Day by day, as the Coronavirus asserts itself into our lives, the pandemic’s partners, Confusion and Melancholy, assume important roles. They make us question the world that once made sense. We stare into our phones and computer screens, hoping for the possibility that this is all just a crazy dream. But by Day Fifteen, it became clear that this crazy dream is durable. Looking at my phone for answers gradually gave me a headache. An elongated shadow of dread followed me from my apartment to the mailbox (the prescribed boundaries of life; the new world). With this new world difficult to reconcile, I finally ventured beyond my mailbox. But my street was empty. So, I went to bed each night and I put on the same music. The same album. The album that made me forget about all of this. And by Day Thirty, I realized I couldn’t stop listening to it.
The album that sent me safely to sleep was called Songs of Praise. The artist, African Head Charge. Confusion and Melancholy loosened their grip on me when I pressed ‘Play.’ The rhythmic undertow closed my eyes to the strange world beyond my windows. It allowed me to feel human again. I felt my heart unflex itself, and I could imagine my pulse descending into that slow, sweet spot that the best reggae music achieves. Upon waking, the vapor trail hint of their songs—songs I was not awake to hear—remained within me, lingering in my subconscious like a vague but pleasant dream.
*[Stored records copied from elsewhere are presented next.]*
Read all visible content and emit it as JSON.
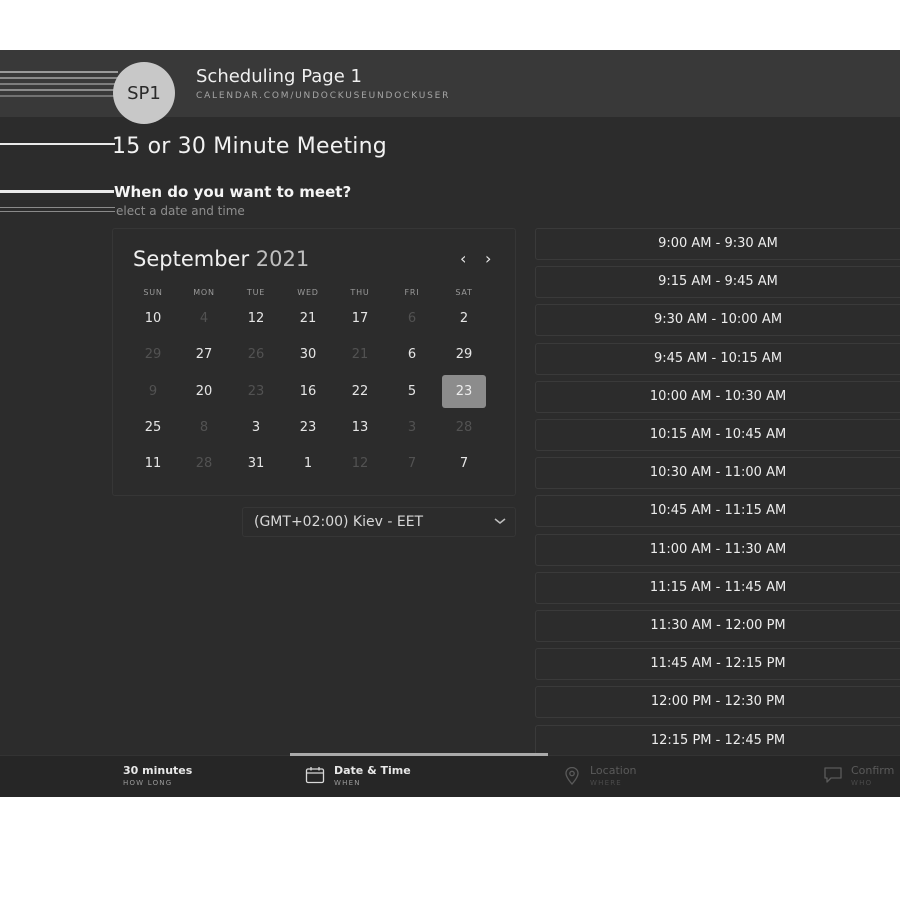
{
  "header": {
    "avatar_initials": "SP1",
    "title": "Scheduling Page 1",
    "url": "CALENDAR.COM/UNDOCKUSEUNDOCKUSER"
  },
  "meeting": {
    "title": "15 or 30 Minute Meeting",
    "question": "When do you want to meet?",
    "subtext": "elect a date and time"
  },
  "calendar": {
    "month": "September",
    "year": "2021",
    "prev_icon": "chevron-left-icon",
    "next_icon": "chevron-right-icon",
    "prev_glyph": "‹",
    "next_glyph": "›",
    "weekdays": [
      "SUN",
      "MON",
      "TUE",
      "WED",
      "THU",
      "FRI",
      "SAT"
    ],
    "weeks": [
      [
        {
          "d": "10"
        },
        {
          "d": "4",
          "muted": true
        },
        {
          "d": "12"
        },
        {
          "d": "21"
        },
        {
          "d": "17"
        },
        {
          "d": "6",
          "muted": true
        },
        {
          "d": "2"
        }
      ],
      [
        {
          "d": "29",
          "muted": true
        },
        {
          "d": "27"
        },
        {
          "d": "26",
          "muted": true
        },
        {
          "d": "30"
        },
        {
          "d": "21",
          "muted": true
        },
        {
          "d": "6"
        },
        {
          "d": "29"
        }
      ],
      [
        {
          "d": "9",
          "muted": true
        },
        {
          "d": "20"
        },
        {
          "d": "23",
          "muted": true
        },
        {
          "d": "16"
        },
        {
          "d": "22"
        },
        {
          "d": "5"
        },
        {
          "d": "23",
          "selected": true
        }
      ],
      [
        {
          "d": "25"
        },
        {
          "d": "8",
          "muted": true
        },
        {
          "d": "3"
        },
        {
          "d": "23"
        },
        {
          "d": "13"
        },
        {
          "d": "3",
          "muted": true
        },
        {
          "d": "28",
          "muted": true
        }
      ],
      [
        {
          "d": "11"
        },
        {
          "d": "28",
          "muted": true
        },
        {
          "d": "31"
        },
        {
          "d": "1"
        },
        {
          "d": "12",
          "muted": true
        },
        {
          "d": "7",
          "muted": true
        },
        {
          "d": "7"
        }
      ]
    ]
  },
  "timezone": {
    "value": "(GMT+02:00) Kiev - EET",
    "icon": "chevron-down-icon"
  },
  "slots": [
    "9:00 AM - 9:30 AM",
    "9:15 AM - 9:45 AM",
    "9:30 AM - 10:00 AM",
    "9:45 AM - 10:15 AM",
    "10:00 AM - 10:30 AM",
    "10:15 AM - 10:45 AM",
    "10:30 AM - 11:00 AM",
    "10:45 AM - 11:15 AM",
    "11:00 AM - 11:30 AM",
    "11:15 AM - 11:45 AM",
    "11:30 AM - 12:00 PM",
    "11:45 AM - 12:15 PM",
    "12:00 PM - 12:30 PM",
    "12:15 PM - 12:45 PM"
  ],
  "footer": {
    "duration": {
      "label": "30 minutes",
      "sub": "HOW LONG"
    },
    "datetime": {
      "label": "Date & Time",
      "sub": "WHEN",
      "icon": "calendar-icon"
    },
    "location": {
      "label": "Location",
      "sub": "WHERE",
      "icon": "location-pin-icon"
    },
    "confirm": {
      "label": "Confirm",
      "sub": "WHO",
      "icon": "chat-icon"
    }
  }
}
African Head Charge create a synthesis of experimental reggae, psychedelia, dub, and electronica. Rhythm from the drums and bongos, play into one another like percussive molecules. Neglecting the reggae upstroke, guitars coat the songs, like “Hold Some More,” with an orderly residue of jazz. The pianos and understated keyboards contend with feathered whispers of noise. But like the best reggae (and the best of everything), it is the bass guitar that marries everything, even those scratchy samples reminiscent of voices trapped in a series of yellowed photographs, like the ones that haunt tracks like “Dervish Chant,” “Healing Ceremony,” and “Deer Spirit Song.” Jamaican-born percussionist and vocalist, Bonjo Iyabinghi Noah and English producer Adrian Sherwood comprise the group, but they have collaborated with various musicians to create the dozen albums in African Head Charge’s resonant discography. 1990’s Songs of Praise is widely considered their finest moment.
I came across Songs of Praise by accident, at the Seattle Public Library, a moment of serendipitous providence. I hadn’t listened much to this album. Not until the Coronavirus forced me inside. Fascinated by its cover art and song titles, I wondered what the album was really about. Noah says, the album focuses on the beauty of music and the catharsis of belief. He says, “Whether you’re a monk or Sheikh or whatever, that’s what Songs of Praise was all about.” He said that the album was an ode to faith, no matter its source. Noah also emphasizes the ability of the world to come together, saying that the album has nothing to do with the individual but with the whole world. And, as Day 100 of the Coronavirus lockdown approaches, I believe that the world needs good music—like Songs of Praise—to help us make it to the other side of this. To keep Confusion and Melancholy at bay.